I'm working on a Hair brush project based on ATmega328. It is supposed to have a button which when pressed once will turn on the hair brush and set it to the least vibration mode, when the same key is pressed again the hair brush will be set on medium vibrating mode and when the same key is pressed thrice it will be set to highest vibrating mode. But if I long press and hold this button the hair brush should turn OFF. Something like cellphone. The hair brush is battery operated.
How this can be achieved? I have no idea where to start. I can handle the vibration mode stuff but this ON and delayed OFF thing, how to do it?
Look for button libraries; there are several that allow you to read a short vs. a long press. Combine this with a finite state machine and you've got the basics. Then implement in such a way that you don't use delay() as it will mess up responsiveness of the device to user input.
As to getting started: I'd say start by reading a button and distinguishing between long and short press; once you got that down, experiment with making a simple state machine that cycles through a couple of predefined states. Then combine the button and the state machine. Finally write the code for the relevant outputs (leds, motors etc) for each particular state.
Thank you for all of these wonderful and helpful inputs I'll try to implement them. But how do I disconnect the power and turn on the power to my hair brush with same switch/button? what type of hardware changes I need to make?
The power to the motor is not directly controlled by the button. Only a tiny signal comes from the button, telling the chip if the button is pressed or not. The logic in the program running on the chip controls the motor, that logic changes in response to the signal from the button.
As mentioned above, the chip cannot control the motor directly. A driver circuit/module is required between the atmega chip and the motor because the motor will require more power than the atmega's pins can provide.
if you are asking about a hardware issues, wiring, circuits, what chips, motor drivers, etc, you need to work up the bits needed.
microcontrollers use micro-electrics.
a switch says, I am open or I am closed
the micro-controller says, if the start switch is closed, then send a signal to the motor driver to run the motor.
the motor driver sees this low power signal and it allows high power to be sent to the motor.
an obvious solution which no-one has mentioned yet.
watch some videos on Arduino pump or Arduino fan or Arduino motor
take some time and follow the many tutorials on how to do the example sketches that are in the IDE. as you learn the basics, you will gain the knowledge to make this sort of project.
Seatch for arduino turn itself off with transistor.
You can have power to the arduino controled by a transistor.
The arduino itself controls the transistor.
You press and hold a button.
The button temporarily powers the transistor.
The arduino turns on
The arduino then maintains power to the transistor and from that point is in control
Later you press and hold the power button.
The arduino sees that and removes power from itself
Thank you so much Alto for breaking up the things simpler for me. I'm proceeding to implement that circuit already.
All the MOSFETS that I found were too big in terms of size and specs as well.

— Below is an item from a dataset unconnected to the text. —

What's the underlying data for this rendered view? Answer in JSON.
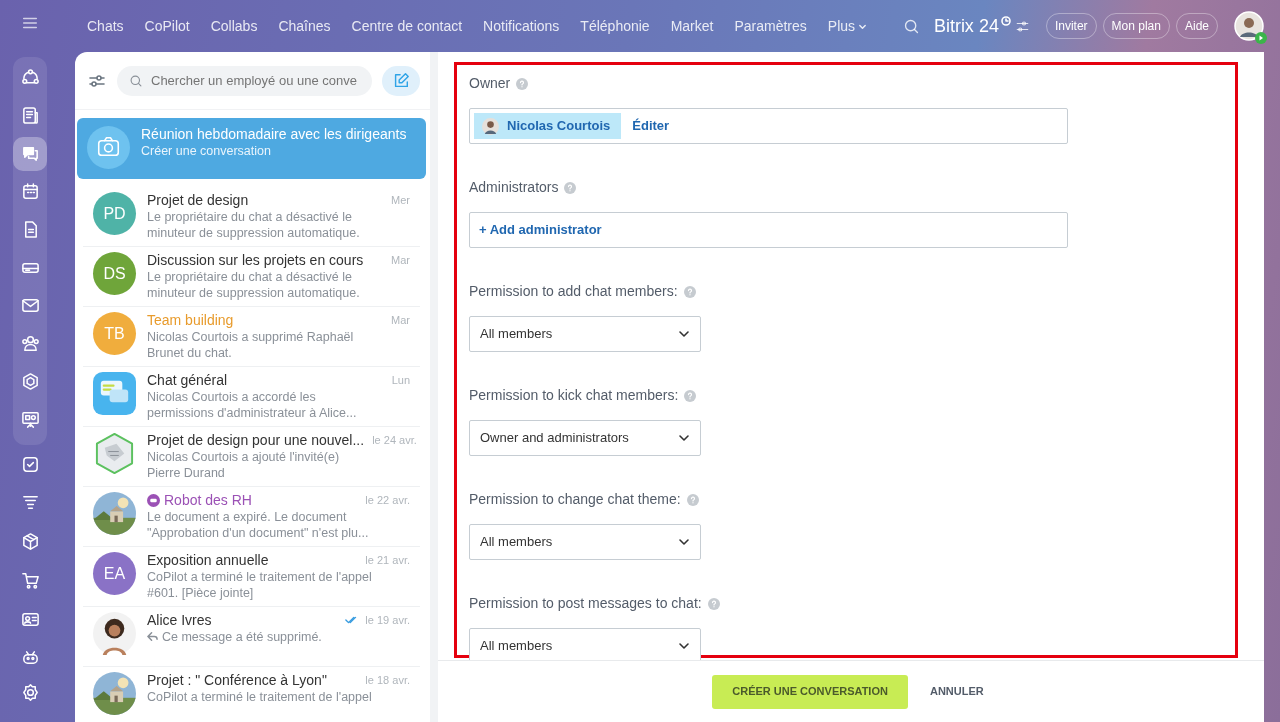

So I decided to use SMD P Channel FET and SMD N channel FET. Would it make any difference? if I use FETs instead of MOSFETS?
I just have to give the schematics for this hair brush and the coding file so I won't be testing them. So, I guess this will be solution for my case.
Thank you so much all of you for taking time and giving all those timely and valuable inputs.
I can’t say about MOSFET vs. FET. Without going beyond my zone.
Surface mount devices are fine. If you are driving the hair brush vibrator (?) with the same FET, obvsly it will have to handle the max current of that in addition to the small current the control unit will need.
I am sure you do mean to test the software, somehow. I don’t think I’ve ever written something that didn’t need some fixing when it was entered and tested.
So you will need to fake the power on power off part.
Power on: that’s just reset or turn on the control unit with a switch. That’s what the program would experience with the real circuit attached.
Power off: to recognize the power off long push and prove that you have done, just use an LED and light it up to show when you circuit, if it was there, would turn things off.
I can’t leave without mentioning wokwi.com, my new favorite toy, which makes all kindsa testing much less painful than the normal cycle of development using a real Arduino.